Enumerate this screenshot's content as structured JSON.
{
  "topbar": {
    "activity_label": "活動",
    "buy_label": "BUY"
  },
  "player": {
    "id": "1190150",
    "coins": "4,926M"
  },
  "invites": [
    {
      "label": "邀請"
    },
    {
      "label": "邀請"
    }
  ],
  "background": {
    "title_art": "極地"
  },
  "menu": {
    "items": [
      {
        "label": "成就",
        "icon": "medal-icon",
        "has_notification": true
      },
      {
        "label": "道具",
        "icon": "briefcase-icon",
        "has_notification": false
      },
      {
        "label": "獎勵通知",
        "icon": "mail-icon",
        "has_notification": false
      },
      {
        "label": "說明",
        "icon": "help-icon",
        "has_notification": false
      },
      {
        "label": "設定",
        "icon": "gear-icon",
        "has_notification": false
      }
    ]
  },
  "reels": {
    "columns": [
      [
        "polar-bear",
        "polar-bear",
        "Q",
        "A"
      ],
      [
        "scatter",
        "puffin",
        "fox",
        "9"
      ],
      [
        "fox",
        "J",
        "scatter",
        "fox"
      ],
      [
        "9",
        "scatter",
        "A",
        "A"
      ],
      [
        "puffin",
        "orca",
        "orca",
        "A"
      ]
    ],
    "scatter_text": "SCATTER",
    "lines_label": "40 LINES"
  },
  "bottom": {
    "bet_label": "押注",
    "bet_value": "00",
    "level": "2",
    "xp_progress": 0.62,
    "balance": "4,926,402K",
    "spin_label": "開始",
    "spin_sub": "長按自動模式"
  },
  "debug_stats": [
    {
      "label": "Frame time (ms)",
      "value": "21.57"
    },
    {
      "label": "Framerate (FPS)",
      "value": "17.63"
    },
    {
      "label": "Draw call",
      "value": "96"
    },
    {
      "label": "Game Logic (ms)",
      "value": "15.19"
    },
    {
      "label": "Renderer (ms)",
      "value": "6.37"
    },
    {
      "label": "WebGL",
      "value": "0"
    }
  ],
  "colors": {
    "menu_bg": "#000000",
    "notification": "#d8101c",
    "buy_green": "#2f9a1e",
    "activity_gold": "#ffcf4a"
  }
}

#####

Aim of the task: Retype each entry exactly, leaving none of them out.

Answer to this problem:
Enumerate this screenshot's content as structured JSON.
{
  "topbar": {
    "activity_label": "活動",
    "buy_label": "BUY"
  },
  "player": {
    "id": "1190150",
    "coins": "4,926M"
  },
  "invites": [
    {
      "label": "邀請"
    },
    {
      "label": "邀請"
    }
  ],
  "background": {
    "title_art": "極地"
  },
  "menu": {
    "items": [
      {
        "label": "成就",
        "icon": "medal-icon",
        "has_notification": true
      },
      {
        "label": "道具",
        "icon": "briefcase-icon",
        "has_notification": false
      },
      {
        "label": "獎勵通知",
        "icon": "mail-icon",
        "has_notification": false
      },
      {
        "label": "說明",
        "icon": "help-icon",
        "has_notification": false
      },
      {
        "label": "設定",
        "icon": "gear-icon",
        "has_notification": false
      }
    ]
  },
  "reels": {
    "columns": [
      [
        "polar-bear",
        "polar-bear",
        "Q",
        "A"
      ],
      [
        "scatter",
        "puffin",
        "fox",
        "9"
      ],
      [
        "fox",
        "J",
        "scatter",
        "fox"
      ],
      [
        "9",
        "scatter",
        "A",
        "A"
      ],
      [
        "puffin",
        "orca",
        "orca",
        "A"
      ]
    ],
    "scatter_text": "SCATTER",
    "lines_label": "40 LINES"
  },
  "bottom": {
    "bet_label": "押注",
    "bet_value": "00",
    "level": "2",
    "xp_progress": 0.62,
    "balance": "4,926,402K",
    "spin_label": "開始",
    "spin_sub": "長按自動模式"
  },
  "debug_stats": [
    {
      "label": "Frame time (ms)",
      "value": "21.57"
    },
    {
      "label": "Framerate (FPS)",
      "value": "17.63"
    },
    {
      "label": "Draw call",
      "value": "96"
    },
    {
      "label": "Game Logic (ms)",
      "value": "15.19"
    },
    {
      "label": "Renderer (ms)",
      "value": "6.37"
    },
    {
      "label": "WebGL",
      "value": "0"
    }
  ],
  "colors": {
    "menu_bg": "#000000",
    "notification": "#d8101c",
    "buy_green": "#2f9a1e",
    "activity_gold": "#ffcf4a"
  }
}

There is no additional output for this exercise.